Cataract Surgery and Pain

One of the most common reasons individuals suffering from cataracts prolongs their decision to get surgery is that they are concerned it might be painful. Your eyes are a highly sensitive region of your body, so it is natural to feel anxious about a surgical instrument or laser entering your eyes.

If pain is your primary concern, take heart. Patients experience little to no discomfort during cataract surgery, even though they are kept awake during the procedure. Your medical team will take steps to ensure that you do not feel any pain or discomfort before or during surgery. Chances are you won’t even remember much of your cataract surgery experience due to the sedative medication used.

Preventing Pain During Cataract Surgery

Before cataract surgery, the patient is typically given a mild sedative, such as Valium to help them relax and feel comfortable during surgery. This will be followed by anesthetic eye drops to numb the eye and the region around it, preventing the possibility of pain or discomfort.

Your surgeon may offer you the option to receive additional sedative medication, often administered intravenously to ensure you remain calm and comfortable. Cataract surgery does not use general anesthesia as this allows the patient to remain awake and let the surgeon know how they’re feeling throughout the procedure.

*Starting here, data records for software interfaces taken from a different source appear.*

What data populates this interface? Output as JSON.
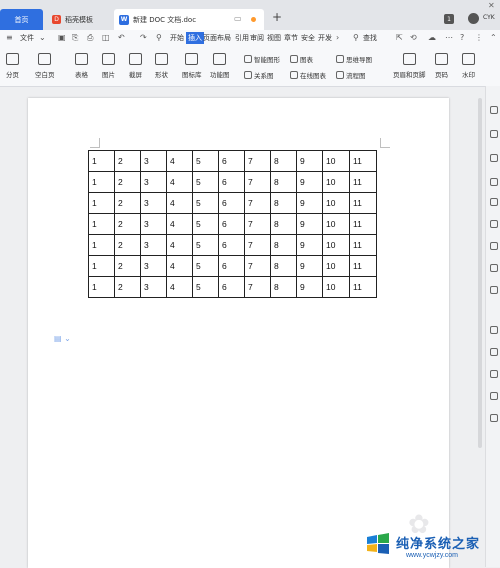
{
  "tabs": {
    "home": "首页",
    "template": "稻壳模板",
    "document": "新建 DOC 文档.doc",
    "add": "+"
  },
  "window": {
    "badge": "1",
    "user": "CYK"
  },
  "menu": {
    "file": "文件",
    "items": [
      "开始",
      "插入",
      "页面布局",
      "引用",
      "审阅",
      "视图",
      "章节",
      "安全",
      "开发"
    ],
    "active_index": 1,
    "search": "查找",
    "help": "?"
  },
  "ribbon": {
    "big": [
      "分页",
      "空白页",
      "表格",
      "图片",
      "截屏",
      "形状",
      "图标库",
      "功能图",
      "页眉和页脚",
      "页码",
      "水印"
    ],
    "small": [
      "智能图形",
      "图表",
      "思维导图",
      "关系图",
      "在线图表",
      "流程图"
    ]
  },
  "table": {
    "rows": [
      [
        "1",
        "2",
        "3",
        "4",
        "5",
        "6",
        "7",
        "8",
        "9",
        "10",
        "11"
      ],
      [
        "1",
        "2",
        "3",
        "4",
        "5",
        "6",
        "7",
        "8",
        "9",
        "10",
        "11"
      ],
      [
        "1",
        "2",
        "3",
        "4",
        "5",
        "6",
        "7",
        "8",
        "9",
        "10",
        "11"
      ],
      [
        "1",
        "2",
        "3",
        "4",
        "5",
        "6",
        "7",
        "8",
        "9",
        "10",
        "11"
      ],
      [
        "1",
        "2",
        "3",
        "4",
        "5",
        "6",
        "7",
        "8",
        "9",
        "10",
        "11"
      ],
      [
        "1",
        "2",
        "3",
        "4",
        "5",
        "6",
        "7",
        "8",
        "9",
        "10",
        "11"
      ],
      [
        "1",
        "2",
        "3",
        "4",
        "5",
        "6",
        "7",
        "8",
        "9",
        "10",
        "11"
      ]
    ]
  },
  "brand": {
    "name": "纯净系统之家",
    "url": "www.ycwjzy.com"
  },
  "colors": {
    "accent": "#2f6fe0",
    "modified_dot": "#ff9a2e",
    "brand": "#1a5fb4"
  }
}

During the procedure, a special speculum will be used to hold your eyes open gently – but this does not cause any discomfort or pain. Patients may feel some slight pressure while the cataract is being broken down and replaced with an IOL. However, these steps are quick and do not cause any pain. Overall, the surgery takes only 15 minutes to complete.

Is There Pain After Cataract Surgery

As your medications wear off, you may start feeling some minor discomfort following surgery. This can easily be managed using over-the-counter pain medication. Your doctor will advise you on how to handle any discomfort after surgery before you leave the surgery center.

The following are some common symptoms patients may experience after cataract surgery:

  • Blurry or hazy vision
  • Watery eyes
  • Itchy or irritated eyes
  • Sensitivity to light
  • Feeling as though something is stuck in your eye (foreign body sensation)

Note that the above symptoms are temporary and will subside within a few days. If you feel any discomfort or pain after surgery, your doctor may recommend a prescription or over-the-counter pain medication to help you recover smoothly. In most cases, patients are able to see clearly and return to work and driving by the end of the first week of surgery.

If your symptoms persist for more than a week or if you experience severe eye pain, redness or any other symptom after surgery, seek medical help immediately.